tag:blogger.com,1999:blog-6753820.post6381542881600716830..comments2023-03-31T06:41:12.709-04:00Comments on Sentient Developments: Carboncopies: "Realistic routes to substrate independent minds"Georgehttp://www.blogger.com/profile/13003484633933455827noreply@blogger.comBlogger1125tag:blogger.com,1999:blog-6753820.post-10677787284825505732010-11-14T08:44:20.446-05:002010-11-14T08:44:20.446-05:00From the FAQ of Carboncopies:

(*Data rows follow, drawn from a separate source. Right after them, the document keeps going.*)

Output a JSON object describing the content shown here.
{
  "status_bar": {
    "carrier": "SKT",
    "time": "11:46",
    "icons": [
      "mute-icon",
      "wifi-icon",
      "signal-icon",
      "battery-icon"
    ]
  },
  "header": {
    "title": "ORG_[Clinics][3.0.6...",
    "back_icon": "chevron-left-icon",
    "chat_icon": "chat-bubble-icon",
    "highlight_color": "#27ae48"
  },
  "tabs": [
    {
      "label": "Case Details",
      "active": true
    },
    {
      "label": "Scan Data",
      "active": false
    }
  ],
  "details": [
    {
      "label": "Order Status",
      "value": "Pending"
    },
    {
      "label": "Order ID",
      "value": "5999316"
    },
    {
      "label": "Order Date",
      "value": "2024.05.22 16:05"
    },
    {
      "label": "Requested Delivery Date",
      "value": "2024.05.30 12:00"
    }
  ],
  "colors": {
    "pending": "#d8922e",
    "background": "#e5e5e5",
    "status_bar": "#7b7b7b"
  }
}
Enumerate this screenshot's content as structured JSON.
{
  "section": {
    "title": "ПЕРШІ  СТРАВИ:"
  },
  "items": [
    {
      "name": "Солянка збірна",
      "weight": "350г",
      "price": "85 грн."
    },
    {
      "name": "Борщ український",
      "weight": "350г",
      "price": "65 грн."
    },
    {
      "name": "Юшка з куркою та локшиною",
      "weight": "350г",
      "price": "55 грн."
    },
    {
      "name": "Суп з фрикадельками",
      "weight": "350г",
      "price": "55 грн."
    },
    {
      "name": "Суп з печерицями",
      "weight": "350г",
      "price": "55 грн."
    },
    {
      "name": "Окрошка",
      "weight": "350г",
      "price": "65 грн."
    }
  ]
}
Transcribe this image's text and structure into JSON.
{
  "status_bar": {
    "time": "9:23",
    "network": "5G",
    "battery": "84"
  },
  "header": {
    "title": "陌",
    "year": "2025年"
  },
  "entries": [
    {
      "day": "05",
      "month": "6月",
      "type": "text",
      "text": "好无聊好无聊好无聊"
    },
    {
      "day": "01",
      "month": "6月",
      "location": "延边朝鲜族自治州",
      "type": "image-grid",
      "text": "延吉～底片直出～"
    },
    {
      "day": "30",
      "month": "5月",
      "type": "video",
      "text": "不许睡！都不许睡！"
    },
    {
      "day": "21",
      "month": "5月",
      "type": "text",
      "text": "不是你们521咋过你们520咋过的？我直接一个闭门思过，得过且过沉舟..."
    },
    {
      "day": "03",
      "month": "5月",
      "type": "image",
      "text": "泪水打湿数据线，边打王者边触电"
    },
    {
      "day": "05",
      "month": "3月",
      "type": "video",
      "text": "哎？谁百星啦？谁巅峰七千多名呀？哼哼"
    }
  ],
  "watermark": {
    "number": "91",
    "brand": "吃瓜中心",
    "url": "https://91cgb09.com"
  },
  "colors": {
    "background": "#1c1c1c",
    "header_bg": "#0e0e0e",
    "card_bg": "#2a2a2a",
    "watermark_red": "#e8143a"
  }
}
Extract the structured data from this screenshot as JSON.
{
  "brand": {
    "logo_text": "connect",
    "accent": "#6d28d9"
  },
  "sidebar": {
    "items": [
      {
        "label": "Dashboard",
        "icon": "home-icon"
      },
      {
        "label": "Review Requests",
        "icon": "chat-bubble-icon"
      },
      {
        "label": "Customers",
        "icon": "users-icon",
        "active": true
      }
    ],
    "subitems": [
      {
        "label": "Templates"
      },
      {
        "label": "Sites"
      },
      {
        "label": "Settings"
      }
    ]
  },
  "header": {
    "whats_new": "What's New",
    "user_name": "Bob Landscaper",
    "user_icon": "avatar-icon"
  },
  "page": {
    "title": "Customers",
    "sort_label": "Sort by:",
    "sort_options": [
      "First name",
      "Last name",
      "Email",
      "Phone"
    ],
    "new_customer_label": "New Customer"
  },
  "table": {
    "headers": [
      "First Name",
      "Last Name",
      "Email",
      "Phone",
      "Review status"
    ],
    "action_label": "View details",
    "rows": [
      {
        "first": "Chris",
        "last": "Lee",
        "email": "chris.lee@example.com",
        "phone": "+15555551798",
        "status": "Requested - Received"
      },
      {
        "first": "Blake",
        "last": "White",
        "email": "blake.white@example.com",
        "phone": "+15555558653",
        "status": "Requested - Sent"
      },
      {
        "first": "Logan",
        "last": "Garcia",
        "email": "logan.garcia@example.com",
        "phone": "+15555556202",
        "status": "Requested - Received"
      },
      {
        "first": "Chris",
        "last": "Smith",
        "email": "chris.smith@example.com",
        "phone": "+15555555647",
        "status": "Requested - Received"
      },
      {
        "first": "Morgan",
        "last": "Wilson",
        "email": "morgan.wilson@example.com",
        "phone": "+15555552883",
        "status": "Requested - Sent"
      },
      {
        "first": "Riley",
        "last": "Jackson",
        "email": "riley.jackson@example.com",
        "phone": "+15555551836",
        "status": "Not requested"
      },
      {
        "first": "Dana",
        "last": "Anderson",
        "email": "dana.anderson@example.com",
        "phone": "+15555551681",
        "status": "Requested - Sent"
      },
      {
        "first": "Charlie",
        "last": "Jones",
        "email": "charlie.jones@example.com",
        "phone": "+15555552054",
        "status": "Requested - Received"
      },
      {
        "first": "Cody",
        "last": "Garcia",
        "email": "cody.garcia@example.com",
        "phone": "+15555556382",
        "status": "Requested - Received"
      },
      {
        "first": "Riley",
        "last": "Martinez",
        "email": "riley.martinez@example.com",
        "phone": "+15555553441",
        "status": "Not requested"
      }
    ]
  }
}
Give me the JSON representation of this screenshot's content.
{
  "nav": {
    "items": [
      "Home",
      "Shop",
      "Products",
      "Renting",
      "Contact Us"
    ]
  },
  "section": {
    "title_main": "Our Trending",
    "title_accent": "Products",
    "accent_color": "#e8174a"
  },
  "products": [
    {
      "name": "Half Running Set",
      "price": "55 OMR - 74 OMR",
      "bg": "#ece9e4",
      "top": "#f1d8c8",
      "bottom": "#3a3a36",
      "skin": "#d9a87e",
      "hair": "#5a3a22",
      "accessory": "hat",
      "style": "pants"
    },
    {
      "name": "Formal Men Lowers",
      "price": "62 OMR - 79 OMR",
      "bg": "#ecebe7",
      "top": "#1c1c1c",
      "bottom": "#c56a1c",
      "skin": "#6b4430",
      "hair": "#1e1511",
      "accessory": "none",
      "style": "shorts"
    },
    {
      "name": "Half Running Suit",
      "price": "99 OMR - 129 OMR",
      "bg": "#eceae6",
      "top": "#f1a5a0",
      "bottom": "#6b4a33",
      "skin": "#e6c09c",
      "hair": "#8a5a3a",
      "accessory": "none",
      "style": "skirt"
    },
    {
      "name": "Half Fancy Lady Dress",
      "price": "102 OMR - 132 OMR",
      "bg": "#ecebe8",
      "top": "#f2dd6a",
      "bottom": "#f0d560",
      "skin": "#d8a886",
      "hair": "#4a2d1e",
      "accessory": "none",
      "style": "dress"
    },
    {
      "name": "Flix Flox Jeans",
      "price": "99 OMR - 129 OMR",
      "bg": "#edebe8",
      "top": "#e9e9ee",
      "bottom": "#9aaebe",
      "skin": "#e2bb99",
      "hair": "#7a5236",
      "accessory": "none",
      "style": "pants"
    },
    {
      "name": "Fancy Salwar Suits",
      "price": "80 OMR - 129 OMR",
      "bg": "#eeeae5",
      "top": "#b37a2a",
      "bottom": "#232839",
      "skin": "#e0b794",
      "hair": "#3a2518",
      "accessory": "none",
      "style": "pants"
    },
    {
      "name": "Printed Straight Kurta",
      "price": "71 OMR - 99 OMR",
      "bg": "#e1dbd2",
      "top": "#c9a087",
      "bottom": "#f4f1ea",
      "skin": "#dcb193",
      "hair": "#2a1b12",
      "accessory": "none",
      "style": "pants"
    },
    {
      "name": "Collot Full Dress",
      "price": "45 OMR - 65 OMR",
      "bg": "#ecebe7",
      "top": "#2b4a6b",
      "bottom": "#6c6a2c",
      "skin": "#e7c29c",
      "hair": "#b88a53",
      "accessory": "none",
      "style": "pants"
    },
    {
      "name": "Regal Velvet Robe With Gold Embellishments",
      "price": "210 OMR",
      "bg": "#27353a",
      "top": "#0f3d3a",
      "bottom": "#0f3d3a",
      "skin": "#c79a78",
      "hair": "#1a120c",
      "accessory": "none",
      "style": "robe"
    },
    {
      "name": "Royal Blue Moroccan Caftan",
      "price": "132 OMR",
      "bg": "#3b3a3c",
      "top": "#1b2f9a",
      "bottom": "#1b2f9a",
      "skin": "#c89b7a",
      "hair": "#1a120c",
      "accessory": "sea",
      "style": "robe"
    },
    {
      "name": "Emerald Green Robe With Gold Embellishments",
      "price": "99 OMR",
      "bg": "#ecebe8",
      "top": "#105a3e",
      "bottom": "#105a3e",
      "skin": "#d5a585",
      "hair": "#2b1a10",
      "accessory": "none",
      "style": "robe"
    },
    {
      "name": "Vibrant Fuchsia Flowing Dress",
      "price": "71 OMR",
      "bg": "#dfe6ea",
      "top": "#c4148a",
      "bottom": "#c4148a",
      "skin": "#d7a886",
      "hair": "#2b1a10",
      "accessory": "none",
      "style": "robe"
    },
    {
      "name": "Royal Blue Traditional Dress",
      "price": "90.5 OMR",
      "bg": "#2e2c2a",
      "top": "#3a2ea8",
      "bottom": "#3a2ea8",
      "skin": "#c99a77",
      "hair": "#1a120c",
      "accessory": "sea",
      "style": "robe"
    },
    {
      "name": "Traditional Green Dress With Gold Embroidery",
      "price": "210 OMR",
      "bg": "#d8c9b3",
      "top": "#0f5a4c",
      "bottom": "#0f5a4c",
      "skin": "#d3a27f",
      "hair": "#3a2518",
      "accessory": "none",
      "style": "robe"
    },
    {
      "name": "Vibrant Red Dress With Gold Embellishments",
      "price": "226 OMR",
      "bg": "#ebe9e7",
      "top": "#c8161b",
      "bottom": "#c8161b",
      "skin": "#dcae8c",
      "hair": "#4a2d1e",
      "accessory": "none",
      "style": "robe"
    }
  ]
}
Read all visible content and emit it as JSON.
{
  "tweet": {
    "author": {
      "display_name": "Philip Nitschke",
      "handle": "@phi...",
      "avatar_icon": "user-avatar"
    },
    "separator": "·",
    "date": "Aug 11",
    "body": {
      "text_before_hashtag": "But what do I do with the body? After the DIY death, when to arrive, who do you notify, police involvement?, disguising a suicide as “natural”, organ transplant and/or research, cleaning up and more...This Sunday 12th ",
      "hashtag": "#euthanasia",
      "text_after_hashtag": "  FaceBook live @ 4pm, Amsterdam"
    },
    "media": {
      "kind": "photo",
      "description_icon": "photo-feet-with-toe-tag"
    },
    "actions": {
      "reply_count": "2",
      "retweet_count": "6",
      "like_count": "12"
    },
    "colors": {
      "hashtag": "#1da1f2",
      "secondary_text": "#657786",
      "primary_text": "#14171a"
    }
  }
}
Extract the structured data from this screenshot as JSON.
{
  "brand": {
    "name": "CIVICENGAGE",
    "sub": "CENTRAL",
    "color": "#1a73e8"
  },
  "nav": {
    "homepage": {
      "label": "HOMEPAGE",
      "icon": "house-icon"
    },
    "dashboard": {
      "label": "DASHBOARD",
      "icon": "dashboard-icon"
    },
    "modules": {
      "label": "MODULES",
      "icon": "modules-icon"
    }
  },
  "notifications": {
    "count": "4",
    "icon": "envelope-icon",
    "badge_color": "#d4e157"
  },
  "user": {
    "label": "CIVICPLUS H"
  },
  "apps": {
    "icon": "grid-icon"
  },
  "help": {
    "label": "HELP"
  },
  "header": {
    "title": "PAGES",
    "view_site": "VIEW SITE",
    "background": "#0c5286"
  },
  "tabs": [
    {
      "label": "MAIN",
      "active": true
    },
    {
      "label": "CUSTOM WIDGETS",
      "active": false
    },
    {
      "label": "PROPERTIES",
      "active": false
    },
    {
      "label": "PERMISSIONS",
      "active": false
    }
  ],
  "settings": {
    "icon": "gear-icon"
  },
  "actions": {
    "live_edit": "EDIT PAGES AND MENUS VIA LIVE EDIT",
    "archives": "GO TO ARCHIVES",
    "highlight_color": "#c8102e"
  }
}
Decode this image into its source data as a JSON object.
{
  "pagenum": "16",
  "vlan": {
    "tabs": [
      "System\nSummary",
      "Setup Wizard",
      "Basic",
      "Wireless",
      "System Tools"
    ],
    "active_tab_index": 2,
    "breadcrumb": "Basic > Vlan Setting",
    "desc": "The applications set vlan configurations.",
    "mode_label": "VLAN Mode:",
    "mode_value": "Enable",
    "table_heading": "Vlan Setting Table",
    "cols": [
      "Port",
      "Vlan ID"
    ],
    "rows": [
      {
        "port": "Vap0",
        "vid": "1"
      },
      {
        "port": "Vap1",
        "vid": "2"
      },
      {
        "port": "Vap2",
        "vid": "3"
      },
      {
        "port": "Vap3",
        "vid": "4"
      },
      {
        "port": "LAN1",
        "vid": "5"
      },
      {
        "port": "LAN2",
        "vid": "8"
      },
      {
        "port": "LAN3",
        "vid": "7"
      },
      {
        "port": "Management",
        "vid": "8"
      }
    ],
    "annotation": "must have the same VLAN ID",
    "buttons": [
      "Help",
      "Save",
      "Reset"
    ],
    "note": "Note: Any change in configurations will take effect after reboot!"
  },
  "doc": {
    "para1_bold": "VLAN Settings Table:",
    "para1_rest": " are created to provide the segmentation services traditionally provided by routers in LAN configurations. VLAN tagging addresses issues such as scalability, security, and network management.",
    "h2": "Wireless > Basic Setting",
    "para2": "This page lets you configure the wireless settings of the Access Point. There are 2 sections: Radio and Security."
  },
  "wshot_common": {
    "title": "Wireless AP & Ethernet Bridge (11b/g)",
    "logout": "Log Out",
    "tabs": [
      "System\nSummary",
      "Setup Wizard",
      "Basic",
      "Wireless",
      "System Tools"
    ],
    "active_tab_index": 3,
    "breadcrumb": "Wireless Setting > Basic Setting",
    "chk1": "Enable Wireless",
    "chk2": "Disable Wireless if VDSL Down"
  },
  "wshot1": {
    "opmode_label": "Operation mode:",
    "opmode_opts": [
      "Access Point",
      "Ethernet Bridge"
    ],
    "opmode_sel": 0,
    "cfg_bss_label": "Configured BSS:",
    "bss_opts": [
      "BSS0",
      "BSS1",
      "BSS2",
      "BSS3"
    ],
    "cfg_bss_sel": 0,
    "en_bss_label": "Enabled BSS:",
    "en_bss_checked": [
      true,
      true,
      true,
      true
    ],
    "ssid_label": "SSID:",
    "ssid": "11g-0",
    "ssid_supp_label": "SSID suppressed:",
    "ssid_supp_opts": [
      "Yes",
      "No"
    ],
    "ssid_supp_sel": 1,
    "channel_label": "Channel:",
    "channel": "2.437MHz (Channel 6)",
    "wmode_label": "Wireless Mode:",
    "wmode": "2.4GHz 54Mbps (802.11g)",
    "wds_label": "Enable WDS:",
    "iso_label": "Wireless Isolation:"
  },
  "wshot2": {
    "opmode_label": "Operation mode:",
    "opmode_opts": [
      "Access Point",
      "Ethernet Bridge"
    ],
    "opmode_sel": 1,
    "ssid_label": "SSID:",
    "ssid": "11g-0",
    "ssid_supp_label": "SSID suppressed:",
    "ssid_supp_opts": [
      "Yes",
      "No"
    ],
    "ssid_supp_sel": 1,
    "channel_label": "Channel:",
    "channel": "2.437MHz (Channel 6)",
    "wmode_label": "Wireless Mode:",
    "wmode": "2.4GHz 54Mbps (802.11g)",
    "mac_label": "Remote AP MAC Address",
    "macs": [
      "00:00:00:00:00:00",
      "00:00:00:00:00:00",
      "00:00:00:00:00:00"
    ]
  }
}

"The strong neu...From the FAQ of Carboncopies:<br />"The strong neuroscientific consensus is that behavior and experience, phenomena correlated with what we consider the mind, emerge from biophysical functions that are adequately described in terms of classical physics. These processes (and in fact, even quantum physical processes) are computable. It follows that the mind is computable ..."<br /><br />I remember, that several respected neuroscientists said, that "we" still do not really know, how the brain works (sorry, I don't remember more than that). Because of this (neuroscience not being my profession) I would say, the conclusion above -- "the mind is computable" -- is rather premature, and that the statement about the strong consensus is rather questionable.<br /><br />As a mathematician I know something about computability (there is a ripe mathematical subdiscipline). Certain parts of mathematics being very interesting and relevant for applications in physics, engineering, and computer science, are not based on computable things alone. Gödel's incompleteness theorems, the halting problem and its variants, come to mind and are most relevant here. A popular example is the fact, that the decision, whether a program contains a virus, is not decidable generally.<br /><br />Human beings are able to invent original mathematical proves for hypotheses, that are not logically implied by what is previously known -- the decision about true versus false cannot be computed. Examples are Gödel's incompleteness theorems and the halting problem themselves, and there are many, many other. How do human beings do this with their supposedly computable minds? An open question!Unknownhttps://www.blogger.com/profile/07268232222770393210noreply@blogger.com